Down in that "hole" there's a primary drive chain, a secondary drive chain, a ignition / water pump drive chain and a camshaft drive chain. There's also a small shelf that it may have landed on. Most likely, it fell through to the sump (oil pan)
I've attached a pic of the lower crankcase pictured up side down. Hope this helps.
Most of the guys that did like you , managed to retrieve the fumble with a magnetic telescopic tool, so be patient, get a good light , swear if you must and go fishing.
Good Luck !!
The smart move here would be to drop the oil pan and find the screw and while you have the pan off, clean the oil pump pick up tube strainer. I can't count how many times we've seen pictures of blocked strainers. Once you have the screw frame it and hang it on the wall. Forcing you to drop the oil pan and clean the strainer is "PRICELESS"
I'm betting it got hung up on this shelf
I'll play Don. I'll see your bet of $1 U,S. are raise you $4 U.S. total of $5 U.S. donation to the site. You going to call??
Thanks guys, I feel that a problem shared, is a problem halved ( somebody famous once said that ).
The bolt has unfortunately not fallen thru to the sump. I removed that and apart from being full of a white glop from years of standing, it was absent of that bolt.
The pics and advice have been a great help and as soon as my new tools have arrived via Santa, I will keep you posted.
Having got the bike to run nicely, it all came crashing down due to a bent inlet valve. I thought that with recessed pistons for the valves, this should not happen. Anyway, it seems to of occurred to the cam chain tensioner failing and everything getting out of sync, something the forum has highlighted previously.

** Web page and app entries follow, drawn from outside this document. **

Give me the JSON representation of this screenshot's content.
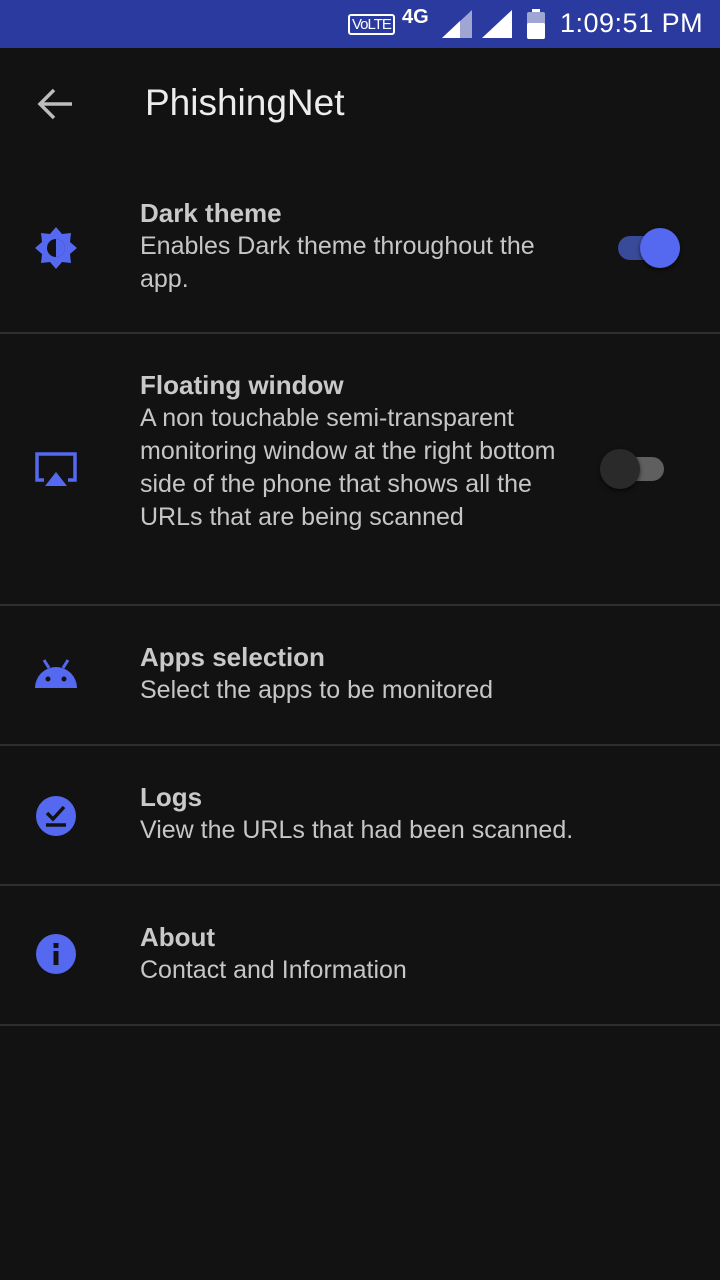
{
  "status_bar": {
    "volte": "VoLTE",
    "network": "4G",
    "time": "1:09:51 PM"
  },
  "app_bar": {
    "title": "PhishingNet",
    "back_icon": "arrow-back-icon"
  },
  "settings": [
    {
      "icon": "brightness-icon",
      "title": "Dark theme",
      "subtitle": "Enables Dark theme throughout the app.",
      "toggle": true
    },
    {
      "icon": "airplay-icon",
      "title": "Floating window",
      "subtitle": "A non touchable semi-transparent monitoring window at the right bottom side of the phone that shows all the URLs that are being scanned",
      "toggle": false
    },
    {
      "icon": "android-icon",
      "title": "Apps selection",
      "subtitle": "Select the apps to be monitored"
    },
    {
      "icon": "check-circle-icon",
      "title": "Logs",
      "subtitle": "View the URLs that had been scanned."
    },
    {
      "icon": "info-icon",
      "title": "About",
      "subtitle": "Contact and Information"
    }
  ],
  "colors": {
    "background": "#121212",
    "status_bar": "#2b3a9e",
    "accent": "#5469f0",
    "divider": "#2e2e2e",
    "switch_on_track": "#3a4a9a",
    "switch_off_thumb": "#2a2a2a",
    "switch_off_track": "#5f5f5f"
  }
}
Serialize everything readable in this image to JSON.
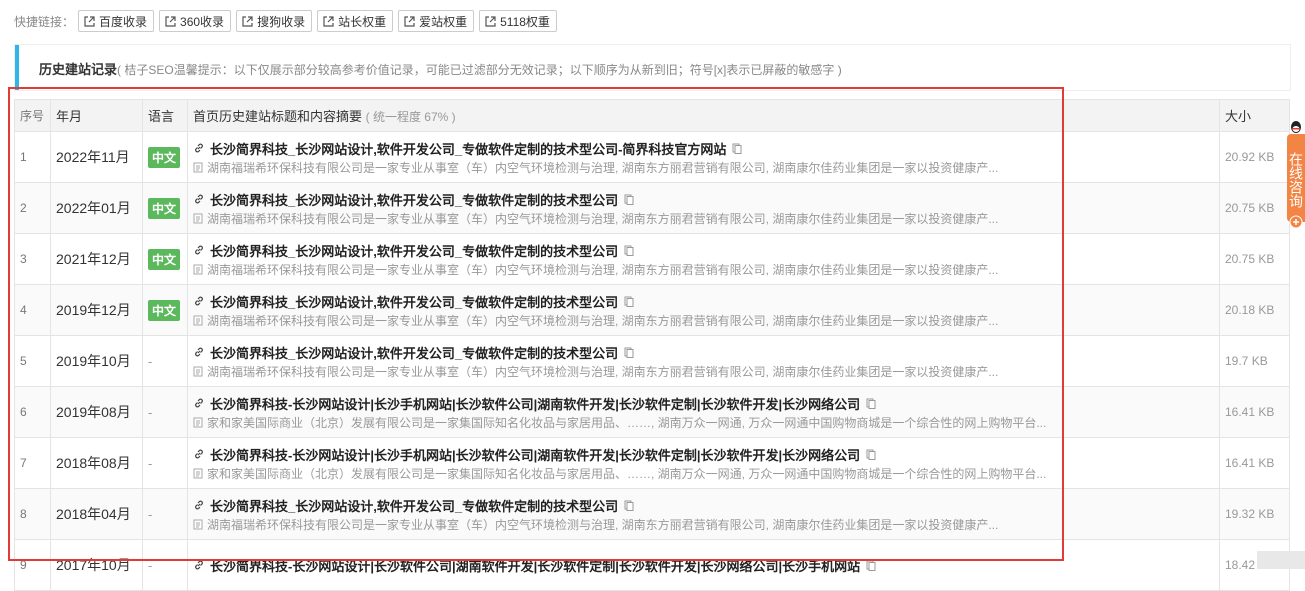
{
  "quicklinks": {
    "label": "快捷链接：",
    "items": [
      "百度收录",
      "360收录",
      "搜狗收录",
      "站长权重",
      "爱站权重",
      "5118权重"
    ]
  },
  "panel": {
    "title": "历史建站记录",
    "hint": "( 桔子SEO温馨提示：以下仅展示部分较高参考价值记录，可能已过滤部分无效记录；以下顺序为从新到旧；符号[x]表示已屏蔽的敏感字 )"
  },
  "table": {
    "headers": {
      "idx": "序号",
      "ym": "年月",
      "lang": "语言",
      "title": "首页历史建站标题和内容摘要",
      "title_sub": "( 统一程度 67% )",
      "size": "大小"
    },
    "rows": [
      {
        "idx": "1",
        "ym": "2022年11月",
        "lang": "中文",
        "title": "长沙简界科技_长沙网站设计,软件开发公司_专做软件定制的技术型公司-简界科技官方网站",
        "desc": "湖南福瑞希环保科技有限公司是一家专业从事室（车）内空气环境检测与治理, 湖南东方丽君营销有限公司, 湖南康尔佳药业集团是一家以投资健康产...",
        "size": "20.92 KB"
      },
      {
        "idx": "2",
        "ym": "2022年01月",
        "lang": "中文",
        "title": "长沙简界科技_长沙网站设计,软件开发公司_专做软件定制的技术型公司",
        "desc": "湖南福瑞希环保科技有限公司是一家专业从事室（车）内空气环境检测与治理, 湖南东方丽君营销有限公司, 湖南康尔佳药业集团是一家以投资健康产...",
        "size": "20.75 KB"
      },
      {
        "idx": "3",
        "ym": "2021年12月",
        "lang": "中文",
        "title": "长沙简界科技_长沙网站设计,软件开发公司_专做软件定制的技术型公司",
        "desc": "湖南福瑞希环保科技有限公司是一家专业从事室（车）内空气环境检测与治理, 湖南东方丽君营销有限公司, 湖南康尔佳药业集团是一家以投资健康产...",
        "size": "20.75 KB"
      },
      {
        "idx": "4",
        "ym": "2019年12月",
        "lang": "中文",
        "title": "长沙简界科技_长沙网站设计,软件开发公司_专做软件定制的技术型公司",
        "desc": "湖南福瑞希环保科技有限公司是一家专业从事室（车）内空气环境检测与治理, 湖南东方丽君营销有限公司, 湖南康尔佳药业集团是一家以投资健康产...",
        "size": "20.18 KB"
      },
      {
        "idx": "5",
        "ym": "2019年10月",
        "lang": "-",
        "title": "长沙简界科技_长沙网站设计,软件开发公司_专做软件定制的技术型公司",
        "desc": "湖南福瑞希环保科技有限公司是一家专业从事室（车）内空气环境检测与治理, 湖南东方丽君营销有限公司, 湖南康尔佳药业集团是一家以投资健康产...",
        "size": "19.7 KB"
      },
      {
        "idx": "6",
        "ym": "2019年08月",
        "lang": "-",
        "title": "长沙简界科技-长沙网站设计|长沙手机网站|长沙软件公司|湖南软件开发|长沙软件定制|长沙软件开发|长沙网络公司",
        "desc": "家和家美国际商业（北京）发展有限公司是一家集国际知名化妆品与家居用品、……, 湖南万众一网通, 万众一网通中国购物商城是一个综合性的网上购物平台...",
        "size": "16.41 KB"
      },
      {
        "idx": "7",
        "ym": "2018年08月",
        "lang": "-",
        "title": "长沙简界科技-长沙网站设计|长沙手机网站|长沙软件公司|湖南软件开发|长沙软件定制|长沙软件开发|长沙网络公司",
        "desc": "家和家美国际商业（北京）发展有限公司是一家集国际知名化妆品与家居用品、……, 湖南万众一网通, 万众一网通中国购物商城是一个综合性的网上购物平台...",
        "size": "16.41 KB"
      },
      {
        "idx": "8",
        "ym": "2018年04月",
        "lang": "-",
        "title": "长沙简界科技_长沙网站设计,软件开发公司_专做软件定制的技术型公司",
        "desc": "湖南福瑞希环保科技有限公司是一家专业从事室（车）内空气环境检测与治理, 湖南东方丽君营销有限公司, 湖南康尔佳药业集团是一家以投资健康产...",
        "size": "19.32 KB"
      },
      {
        "idx": "9",
        "ym": "2017年10月",
        "lang": "-",
        "title": "长沙简界科技-长沙网站设计|长沙软件公司|湖南软件开发|长沙软件定制|长沙软件开发|长沙网络公司|长沙手机网站",
        "desc": "",
        "size": "18.42 KB"
      }
    ]
  },
  "float_consult": {
    "label": "在线咨询"
  },
  "colors": {
    "accent": "#2cb7e6",
    "badge": "#5cb85c",
    "highlight": "#e53935",
    "consult": "#f28444"
  }
}
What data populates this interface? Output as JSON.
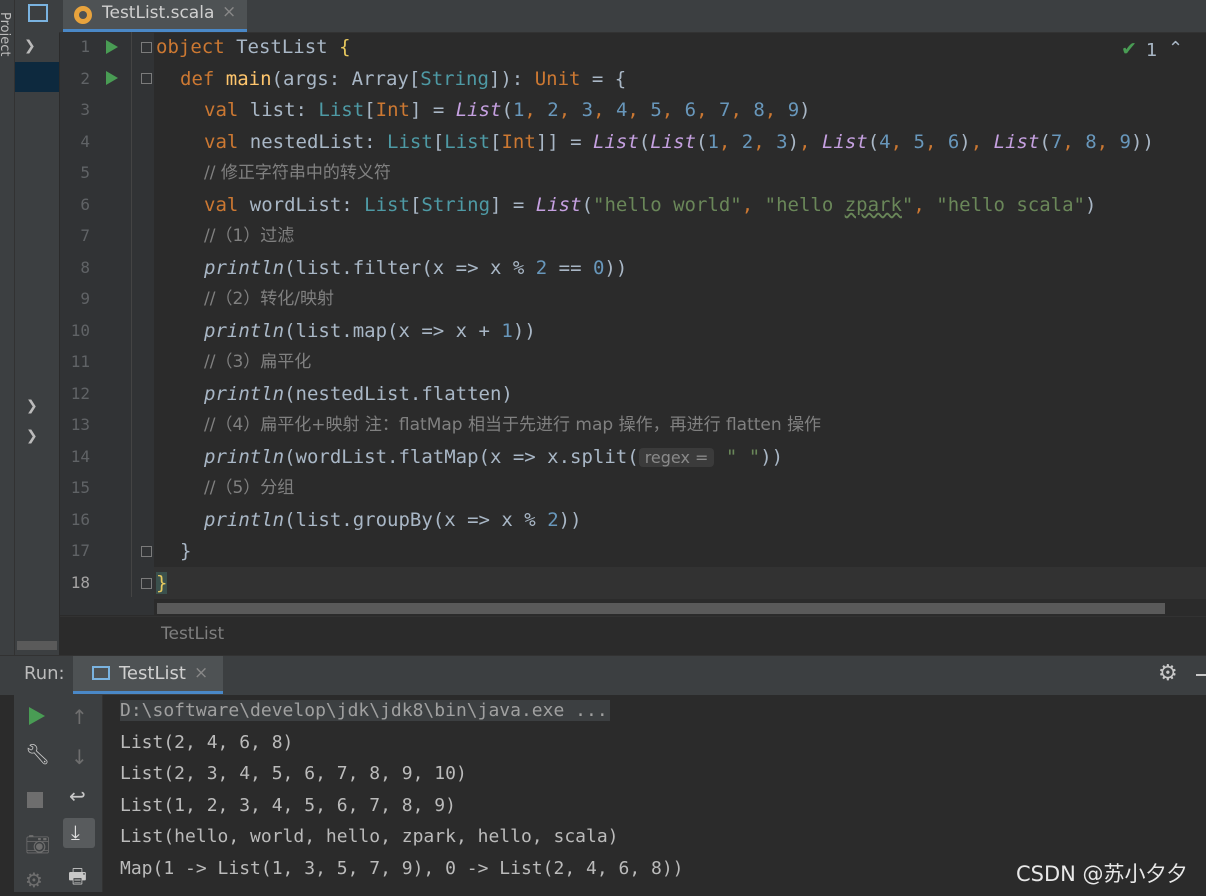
{
  "editor": {
    "tab_title": "TestList.scala",
    "tab_close": "×",
    "inspection_count": "1",
    "breadcrumb": "TestList",
    "line_numbers": [
      "1",
      "2",
      "3",
      "4",
      "5",
      "6",
      "7",
      "8",
      "9",
      "10",
      "11",
      "12",
      "13",
      "14",
      "15",
      "16",
      "17",
      "18"
    ],
    "code": {
      "l1": {
        "kw": "object",
        "name": "TestList",
        "brace": "{"
      },
      "l2": {
        "kw": "def",
        "fn": "main",
        "p1": "(args: ",
        "t1": "Array",
        "p2": "[",
        "t2": "String",
        "p3": "]): ",
        "t3": "Unit",
        "p4": " = {"
      },
      "l3": {
        "kw": "val",
        "name": " list: ",
        "t1": "List",
        "p1": "[",
        "t2": "Int",
        "p2": "] = ",
        "call": "List",
        "open": "(",
        "n": [
          "1",
          "2",
          "3",
          "4",
          "5",
          "6",
          "7",
          "8",
          "9"
        ],
        "close": ")"
      },
      "l4": {
        "kw": "val",
        "name": " nestedList: ",
        "t1": "List",
        "p1": "[",
        "t2": "List",
        "p2": "[",
        "t3": "Int",
        "p3": "]] = ",
        "call": "List",
        "open": "(",
        "inner": "List",
        "n": [
          "1",
          "2",
          "3",
          "4",
          "5",
          "6",
          "7",
          "8",
          "9"
        ],
        "close": ")"
      },
      "l5": "// 修正字符串中的转义符",
      "l6": {
        "kw": "val",
        "name": " wordList: ",
        "t1": "List",
        "p1": "[",
        "t2": "String",
        "p2": "] = ",
        "call": "List",
        "s1": "\"hello world\"",
        "s2a": "\"hello ",
        "s2b": "zpark",
        "s2c": "\"",
        "s3": "\"hello scala\""
      },
      "l7": "//（1）过滤",
      "l8": {
        "call": "println",
        "a": "(list.filter(x => x % ",
        "n1": "2",
        "b": " == ",
        "n2": "0",
        "c": "))"
      },
      "l9": "//（2）转化/映射",
      "l10": {
        "call": "println",
        "a": "(list.map(x => x + ",
        "n1": "1",
        "c": "))"
      },
      "l11": "//（3）扁平化",
      "l12": {
        "call": "println",
        "a": "(nestedList.flatten)"
      },
      "l13": "//（4）扁平化+映射 注：flatMap 相当于先进行 map 操作，再进行 flatten 操作",
      "l14": {
        "call": "println",
        "a": "(wordList.flatMap(x => x.split(",
        "hint": "regex =",
        "s": "\" \"",
        "c": "))"
      },
      "l15": "//（5）分组",
      "l16": {
        "call": "println",
        "a": "(list.groupBy(x => x % ",
        "n1": "2",
        "c": "))"
      },
      "l17": "}",
      "l18": "}"
    }
  },
  "run": {
    "label": "Run:",
    "tab_title": "TestList",
    "tab_close": "×",
    "output": [
      "D:\\software\\develop\\jdk\\jdk8\\bin\\java.exe ...",
      "List(2, 4, 6, 8)",
      "List(2, 3, 4, 5, 6, 7, 8, 9, 10)",
      "List(1, 2, 3, 4, 5, 6, 7, 8, 9)",
      "List(hello, world, hello, zpark, hello, scala)",
      "Map(1 -> List(1, 3, 5, 7, 9), 0 -> List(2, 4, 6, 8))"
    ]
  },
  "sidebar": {
    "project_label": "Project"
  },
  "watermark": "CSDN @苏小夕夕"
}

I have now replaced it, but that was the reason I took the head off and subsequently dropped the bolt !!
Failing brand new spark plugs was the other issue. Took me ages to discover that one.
Still in the greater scheme of things in the world at present, minor problems.